Finally, Lairsen contends in his fifth issue that the trial court erred by failing to award him attorney's fees. Lairsen contends that he is entitled to recover his attorney's fees because the jury held against the Trust on its breach of contract claim. To the contrary, the trial court determined that the Trust prevailed on its breach of contract claim. There is no statutory or legal basis for the award of attorney's fees to Lairsen. We overrule Lairsen's fifth issue.
We sustain contentions by both parties that the trial court erred in determining the amount of the deficiency and Lairsen's portion of liability regarding the debt. We reverse those portions of the judgment and remand them to the trial court for a redetermination of the deficiency amount and Lairsen's portion of liability for the debt consistent with this opinion. Further, in light of the change that will occur in the amount of the judgment, we reverse the amount of prejudgment interest awarded to the Trust and remand that portion of the judgment to the trial court for recalculation of prejudgment interest. We affirm the remaining portions of the judgment.
1. In his letter, Lairsen misstated the date the lawsuit was dismissed. The lawsuit was dismissed on February 24, 1997.
2. Lairsen concedes on appeal that apparently the jury transposed the numbers when it wrote $74,165 as the amount they found to be his reasonable attorney's fees.

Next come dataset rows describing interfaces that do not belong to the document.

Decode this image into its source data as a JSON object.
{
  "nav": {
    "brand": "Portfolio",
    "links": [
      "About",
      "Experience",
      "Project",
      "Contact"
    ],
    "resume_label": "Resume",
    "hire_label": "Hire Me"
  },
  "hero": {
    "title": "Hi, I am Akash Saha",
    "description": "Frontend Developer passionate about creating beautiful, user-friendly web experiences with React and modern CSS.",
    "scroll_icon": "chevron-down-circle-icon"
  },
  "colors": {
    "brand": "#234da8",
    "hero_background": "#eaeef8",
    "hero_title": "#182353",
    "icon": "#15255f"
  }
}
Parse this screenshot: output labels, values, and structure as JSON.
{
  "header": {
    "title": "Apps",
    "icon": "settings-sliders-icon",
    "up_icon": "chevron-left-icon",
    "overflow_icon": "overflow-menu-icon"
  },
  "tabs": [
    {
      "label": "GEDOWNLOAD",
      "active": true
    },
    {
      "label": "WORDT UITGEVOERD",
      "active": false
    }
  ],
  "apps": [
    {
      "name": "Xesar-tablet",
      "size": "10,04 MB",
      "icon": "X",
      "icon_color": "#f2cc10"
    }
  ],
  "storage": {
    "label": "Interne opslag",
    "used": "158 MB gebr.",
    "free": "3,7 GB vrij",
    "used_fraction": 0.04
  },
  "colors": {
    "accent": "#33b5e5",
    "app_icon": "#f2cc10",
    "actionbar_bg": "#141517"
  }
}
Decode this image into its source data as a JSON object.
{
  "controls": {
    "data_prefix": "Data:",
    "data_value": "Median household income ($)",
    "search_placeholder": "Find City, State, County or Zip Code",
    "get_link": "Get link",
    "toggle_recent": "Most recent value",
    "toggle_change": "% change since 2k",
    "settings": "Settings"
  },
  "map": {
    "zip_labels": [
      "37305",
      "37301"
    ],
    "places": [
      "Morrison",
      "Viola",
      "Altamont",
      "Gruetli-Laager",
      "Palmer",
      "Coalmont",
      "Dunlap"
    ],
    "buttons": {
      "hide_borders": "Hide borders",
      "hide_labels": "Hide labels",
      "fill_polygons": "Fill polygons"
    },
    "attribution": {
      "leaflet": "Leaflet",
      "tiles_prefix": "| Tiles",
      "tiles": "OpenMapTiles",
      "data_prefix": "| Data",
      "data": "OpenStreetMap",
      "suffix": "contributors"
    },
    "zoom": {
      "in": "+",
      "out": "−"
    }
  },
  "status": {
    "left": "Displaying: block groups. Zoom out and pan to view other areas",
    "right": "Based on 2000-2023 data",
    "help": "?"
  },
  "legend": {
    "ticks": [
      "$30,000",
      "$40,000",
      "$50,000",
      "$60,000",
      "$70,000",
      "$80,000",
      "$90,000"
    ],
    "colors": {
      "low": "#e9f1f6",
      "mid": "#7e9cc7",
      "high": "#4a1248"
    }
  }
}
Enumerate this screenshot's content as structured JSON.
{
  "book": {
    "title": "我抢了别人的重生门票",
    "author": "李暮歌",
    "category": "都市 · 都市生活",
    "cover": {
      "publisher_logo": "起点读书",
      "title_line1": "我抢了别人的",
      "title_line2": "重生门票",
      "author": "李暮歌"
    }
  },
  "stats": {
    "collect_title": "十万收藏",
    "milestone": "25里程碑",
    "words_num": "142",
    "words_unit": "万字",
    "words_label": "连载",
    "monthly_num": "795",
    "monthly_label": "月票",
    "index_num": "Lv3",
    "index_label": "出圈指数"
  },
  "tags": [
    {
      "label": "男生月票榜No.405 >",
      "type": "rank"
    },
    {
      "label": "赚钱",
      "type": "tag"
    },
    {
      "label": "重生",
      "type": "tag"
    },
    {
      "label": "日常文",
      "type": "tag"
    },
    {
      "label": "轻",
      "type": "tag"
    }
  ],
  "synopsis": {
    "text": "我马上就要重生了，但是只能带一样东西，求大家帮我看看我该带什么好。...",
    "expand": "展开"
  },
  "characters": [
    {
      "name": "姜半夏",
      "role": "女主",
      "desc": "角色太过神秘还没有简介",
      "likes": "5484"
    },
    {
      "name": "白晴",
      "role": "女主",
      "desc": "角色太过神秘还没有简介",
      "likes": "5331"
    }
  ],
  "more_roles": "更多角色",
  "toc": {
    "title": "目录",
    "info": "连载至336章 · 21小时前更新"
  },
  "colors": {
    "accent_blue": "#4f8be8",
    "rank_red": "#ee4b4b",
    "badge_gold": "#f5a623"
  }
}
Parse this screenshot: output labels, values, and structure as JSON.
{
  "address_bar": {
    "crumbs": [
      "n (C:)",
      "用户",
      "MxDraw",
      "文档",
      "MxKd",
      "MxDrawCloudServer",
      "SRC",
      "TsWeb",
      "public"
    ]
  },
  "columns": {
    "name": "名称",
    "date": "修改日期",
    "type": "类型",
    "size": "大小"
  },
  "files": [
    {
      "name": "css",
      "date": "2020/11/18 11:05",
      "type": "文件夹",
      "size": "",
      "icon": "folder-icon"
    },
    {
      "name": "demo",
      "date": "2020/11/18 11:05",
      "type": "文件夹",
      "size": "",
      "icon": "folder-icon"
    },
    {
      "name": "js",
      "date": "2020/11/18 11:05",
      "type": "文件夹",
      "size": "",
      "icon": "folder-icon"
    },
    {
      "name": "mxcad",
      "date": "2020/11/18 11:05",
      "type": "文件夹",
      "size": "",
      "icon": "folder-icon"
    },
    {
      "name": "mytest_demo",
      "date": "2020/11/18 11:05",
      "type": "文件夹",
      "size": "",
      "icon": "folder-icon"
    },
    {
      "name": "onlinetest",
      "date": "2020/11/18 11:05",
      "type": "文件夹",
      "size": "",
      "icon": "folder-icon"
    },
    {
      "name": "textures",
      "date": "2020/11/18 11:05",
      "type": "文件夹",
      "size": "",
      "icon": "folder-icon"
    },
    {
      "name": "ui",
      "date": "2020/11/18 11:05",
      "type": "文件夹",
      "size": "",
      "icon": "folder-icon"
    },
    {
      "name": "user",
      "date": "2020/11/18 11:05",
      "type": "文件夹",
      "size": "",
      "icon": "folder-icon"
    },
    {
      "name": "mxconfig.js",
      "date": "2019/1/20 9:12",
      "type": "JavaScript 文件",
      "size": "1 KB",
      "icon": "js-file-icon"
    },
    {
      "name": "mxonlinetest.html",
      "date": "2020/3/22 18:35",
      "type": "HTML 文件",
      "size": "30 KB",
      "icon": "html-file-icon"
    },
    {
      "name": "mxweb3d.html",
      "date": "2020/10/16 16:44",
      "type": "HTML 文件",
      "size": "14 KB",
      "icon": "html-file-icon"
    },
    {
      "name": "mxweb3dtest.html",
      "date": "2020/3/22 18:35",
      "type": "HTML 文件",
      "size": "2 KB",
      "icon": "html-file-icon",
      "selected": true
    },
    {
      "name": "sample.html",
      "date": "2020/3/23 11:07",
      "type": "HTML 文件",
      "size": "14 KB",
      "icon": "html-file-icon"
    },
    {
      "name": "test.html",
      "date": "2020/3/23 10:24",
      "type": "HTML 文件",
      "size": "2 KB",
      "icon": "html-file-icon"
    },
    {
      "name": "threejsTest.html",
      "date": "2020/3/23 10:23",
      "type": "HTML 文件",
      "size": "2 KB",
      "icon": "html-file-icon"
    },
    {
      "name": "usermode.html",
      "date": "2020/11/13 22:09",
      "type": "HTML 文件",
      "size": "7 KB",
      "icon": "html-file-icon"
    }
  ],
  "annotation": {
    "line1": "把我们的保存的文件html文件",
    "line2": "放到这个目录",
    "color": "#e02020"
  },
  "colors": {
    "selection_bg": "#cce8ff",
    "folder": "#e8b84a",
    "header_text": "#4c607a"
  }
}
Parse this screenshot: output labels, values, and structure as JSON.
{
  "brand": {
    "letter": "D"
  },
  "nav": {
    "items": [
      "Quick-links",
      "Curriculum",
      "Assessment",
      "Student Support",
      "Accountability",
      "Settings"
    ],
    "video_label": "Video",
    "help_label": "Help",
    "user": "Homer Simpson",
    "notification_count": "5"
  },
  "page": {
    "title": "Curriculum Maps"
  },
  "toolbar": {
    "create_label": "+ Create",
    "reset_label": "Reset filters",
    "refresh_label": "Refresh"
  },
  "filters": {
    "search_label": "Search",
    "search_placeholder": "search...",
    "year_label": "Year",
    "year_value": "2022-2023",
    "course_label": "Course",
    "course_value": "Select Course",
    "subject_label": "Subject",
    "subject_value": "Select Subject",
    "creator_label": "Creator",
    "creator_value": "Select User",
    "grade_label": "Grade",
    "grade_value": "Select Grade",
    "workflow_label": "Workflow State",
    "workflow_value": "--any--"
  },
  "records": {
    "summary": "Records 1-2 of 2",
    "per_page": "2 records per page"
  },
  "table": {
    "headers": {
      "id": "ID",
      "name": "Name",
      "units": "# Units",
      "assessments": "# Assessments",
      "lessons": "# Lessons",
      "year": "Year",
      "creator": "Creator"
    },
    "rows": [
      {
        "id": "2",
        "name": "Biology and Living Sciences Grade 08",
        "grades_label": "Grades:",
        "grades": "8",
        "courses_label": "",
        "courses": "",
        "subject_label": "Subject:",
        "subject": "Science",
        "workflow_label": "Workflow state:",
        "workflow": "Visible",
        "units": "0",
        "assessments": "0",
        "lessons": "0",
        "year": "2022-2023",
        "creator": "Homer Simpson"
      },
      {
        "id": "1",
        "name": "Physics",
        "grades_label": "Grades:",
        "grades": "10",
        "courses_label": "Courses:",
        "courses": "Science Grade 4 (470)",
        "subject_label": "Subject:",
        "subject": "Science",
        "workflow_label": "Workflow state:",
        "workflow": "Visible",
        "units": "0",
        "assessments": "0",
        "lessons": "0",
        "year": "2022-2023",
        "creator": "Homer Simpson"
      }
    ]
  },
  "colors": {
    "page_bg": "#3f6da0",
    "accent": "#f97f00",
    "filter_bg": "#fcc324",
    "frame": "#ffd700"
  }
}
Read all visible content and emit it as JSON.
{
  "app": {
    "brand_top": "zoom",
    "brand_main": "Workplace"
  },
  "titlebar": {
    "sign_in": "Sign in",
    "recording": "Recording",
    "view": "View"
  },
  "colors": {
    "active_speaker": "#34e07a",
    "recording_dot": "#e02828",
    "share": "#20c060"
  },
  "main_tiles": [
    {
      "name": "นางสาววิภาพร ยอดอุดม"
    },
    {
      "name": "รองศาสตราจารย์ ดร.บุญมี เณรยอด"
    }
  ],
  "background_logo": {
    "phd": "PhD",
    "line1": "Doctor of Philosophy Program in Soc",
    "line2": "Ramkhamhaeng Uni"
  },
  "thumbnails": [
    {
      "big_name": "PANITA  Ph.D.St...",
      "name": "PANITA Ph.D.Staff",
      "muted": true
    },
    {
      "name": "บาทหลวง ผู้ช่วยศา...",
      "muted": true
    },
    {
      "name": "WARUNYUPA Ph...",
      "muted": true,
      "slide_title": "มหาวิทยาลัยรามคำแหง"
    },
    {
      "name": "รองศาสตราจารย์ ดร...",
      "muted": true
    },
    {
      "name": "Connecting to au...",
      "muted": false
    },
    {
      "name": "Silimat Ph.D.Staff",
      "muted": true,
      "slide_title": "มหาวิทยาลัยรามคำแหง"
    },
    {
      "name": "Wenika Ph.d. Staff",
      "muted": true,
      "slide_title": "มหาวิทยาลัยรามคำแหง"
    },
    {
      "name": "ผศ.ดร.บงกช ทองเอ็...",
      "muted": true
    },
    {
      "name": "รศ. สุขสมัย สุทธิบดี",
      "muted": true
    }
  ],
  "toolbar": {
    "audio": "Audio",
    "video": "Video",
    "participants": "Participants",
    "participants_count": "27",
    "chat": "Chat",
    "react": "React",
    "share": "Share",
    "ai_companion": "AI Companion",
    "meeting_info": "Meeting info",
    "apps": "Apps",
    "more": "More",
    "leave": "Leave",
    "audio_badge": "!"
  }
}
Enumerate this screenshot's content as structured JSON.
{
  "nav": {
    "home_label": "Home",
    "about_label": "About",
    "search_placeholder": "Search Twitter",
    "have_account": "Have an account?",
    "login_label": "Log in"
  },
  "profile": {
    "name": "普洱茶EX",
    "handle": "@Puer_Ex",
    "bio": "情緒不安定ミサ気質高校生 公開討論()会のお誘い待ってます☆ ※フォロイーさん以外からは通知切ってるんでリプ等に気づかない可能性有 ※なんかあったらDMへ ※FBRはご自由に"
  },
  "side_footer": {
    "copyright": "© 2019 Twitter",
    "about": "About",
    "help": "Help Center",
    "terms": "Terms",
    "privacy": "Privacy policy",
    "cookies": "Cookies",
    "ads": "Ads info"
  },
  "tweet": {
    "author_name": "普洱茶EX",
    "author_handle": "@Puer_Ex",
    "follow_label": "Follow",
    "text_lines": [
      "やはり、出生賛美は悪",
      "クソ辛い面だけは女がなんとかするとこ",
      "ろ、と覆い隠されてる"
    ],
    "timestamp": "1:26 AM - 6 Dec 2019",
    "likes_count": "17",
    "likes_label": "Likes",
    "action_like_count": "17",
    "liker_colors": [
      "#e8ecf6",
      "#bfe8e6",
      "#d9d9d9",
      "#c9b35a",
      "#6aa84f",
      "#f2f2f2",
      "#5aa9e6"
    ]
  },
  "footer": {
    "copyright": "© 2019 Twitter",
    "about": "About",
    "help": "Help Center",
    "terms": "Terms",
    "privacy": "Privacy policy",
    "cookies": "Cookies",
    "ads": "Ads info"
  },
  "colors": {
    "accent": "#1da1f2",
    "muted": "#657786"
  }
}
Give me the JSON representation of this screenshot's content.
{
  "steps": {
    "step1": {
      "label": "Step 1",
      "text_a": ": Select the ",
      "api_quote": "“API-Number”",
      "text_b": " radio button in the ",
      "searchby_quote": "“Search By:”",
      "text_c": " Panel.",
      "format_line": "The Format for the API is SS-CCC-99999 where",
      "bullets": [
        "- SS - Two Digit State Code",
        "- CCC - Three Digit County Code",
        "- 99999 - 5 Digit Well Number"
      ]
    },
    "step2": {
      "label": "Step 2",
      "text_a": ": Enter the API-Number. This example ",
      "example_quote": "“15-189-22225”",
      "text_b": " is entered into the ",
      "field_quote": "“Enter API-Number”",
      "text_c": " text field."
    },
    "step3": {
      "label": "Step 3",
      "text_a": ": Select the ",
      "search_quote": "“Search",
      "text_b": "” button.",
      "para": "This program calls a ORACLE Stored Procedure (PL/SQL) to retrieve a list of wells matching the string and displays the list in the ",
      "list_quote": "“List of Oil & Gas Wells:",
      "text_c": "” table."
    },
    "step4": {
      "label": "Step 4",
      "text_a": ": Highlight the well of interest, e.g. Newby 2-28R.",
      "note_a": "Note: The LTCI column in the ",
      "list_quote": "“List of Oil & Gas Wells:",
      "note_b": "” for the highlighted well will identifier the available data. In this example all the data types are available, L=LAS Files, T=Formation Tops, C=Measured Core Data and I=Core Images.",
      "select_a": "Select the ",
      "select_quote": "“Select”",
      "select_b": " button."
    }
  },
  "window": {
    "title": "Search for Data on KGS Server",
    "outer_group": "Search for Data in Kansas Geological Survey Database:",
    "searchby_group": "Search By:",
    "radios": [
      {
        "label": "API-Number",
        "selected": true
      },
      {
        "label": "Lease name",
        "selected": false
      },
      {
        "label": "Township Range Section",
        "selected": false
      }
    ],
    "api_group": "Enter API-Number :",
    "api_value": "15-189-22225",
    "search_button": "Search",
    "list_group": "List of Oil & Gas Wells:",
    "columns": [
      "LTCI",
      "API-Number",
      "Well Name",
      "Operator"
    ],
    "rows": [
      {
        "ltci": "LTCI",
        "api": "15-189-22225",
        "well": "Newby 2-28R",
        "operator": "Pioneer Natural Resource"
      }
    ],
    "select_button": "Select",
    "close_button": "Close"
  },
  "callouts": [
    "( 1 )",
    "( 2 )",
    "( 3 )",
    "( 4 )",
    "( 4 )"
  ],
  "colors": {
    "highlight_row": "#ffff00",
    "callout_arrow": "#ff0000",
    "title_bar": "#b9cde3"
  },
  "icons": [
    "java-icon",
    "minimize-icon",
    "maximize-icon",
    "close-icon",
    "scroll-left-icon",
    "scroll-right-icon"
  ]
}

3. Both parties agree that the trial court arrived at this number based on a document submitted by the Trust along with a proposed judgment; however, the trial court made no findings as to his damage calculation. The document reflects the following calculation: the amount due on the Note on November 4, 1997 was $79,086; Lairsen's personal liability, twenty-five percent portion was $19,771.50, plus the costs of sale, $8,247, plus taxes, $5,781.44, for a total of $33,799.94; prejudgment interest of $10,019.50, for a total sum of $43,819.44.
4. This amount was computed at trial in the following manner. The amount due under the terms of the Note was $598,000 in principal plus interest at a rate of eight percent per annum. Under the terms of the Note, this interest rate continued from the date of closing until the date of acceleration, that is, from April 15, 1997 to September 15, 1997, which is 150 days and amounts to the sum of $19,660.50. After the Note was accelerated, the interest rate rose to eighteen percent, and this rate was charged from September 16, 1997 until the date the property sold at the foreclosure sale on November 4, 1997, which is forty-nine days and amounts to the sum of $14,925.40. The Trust therefore calculated the total amount owed on November 4 based upon the terms of the Note $632,585.90.
5. Also in conjunction with this issue, Lairsen contends that the trial court erred in awarding prejudgment interest to the Trust because Lairsen “never had a chance to settle this case on the basis of 25% of the declining balance of the Note.” In reviewing the record, we find no evidence to support this contention.
MARILYN ABOUSSIE, Chief Justice.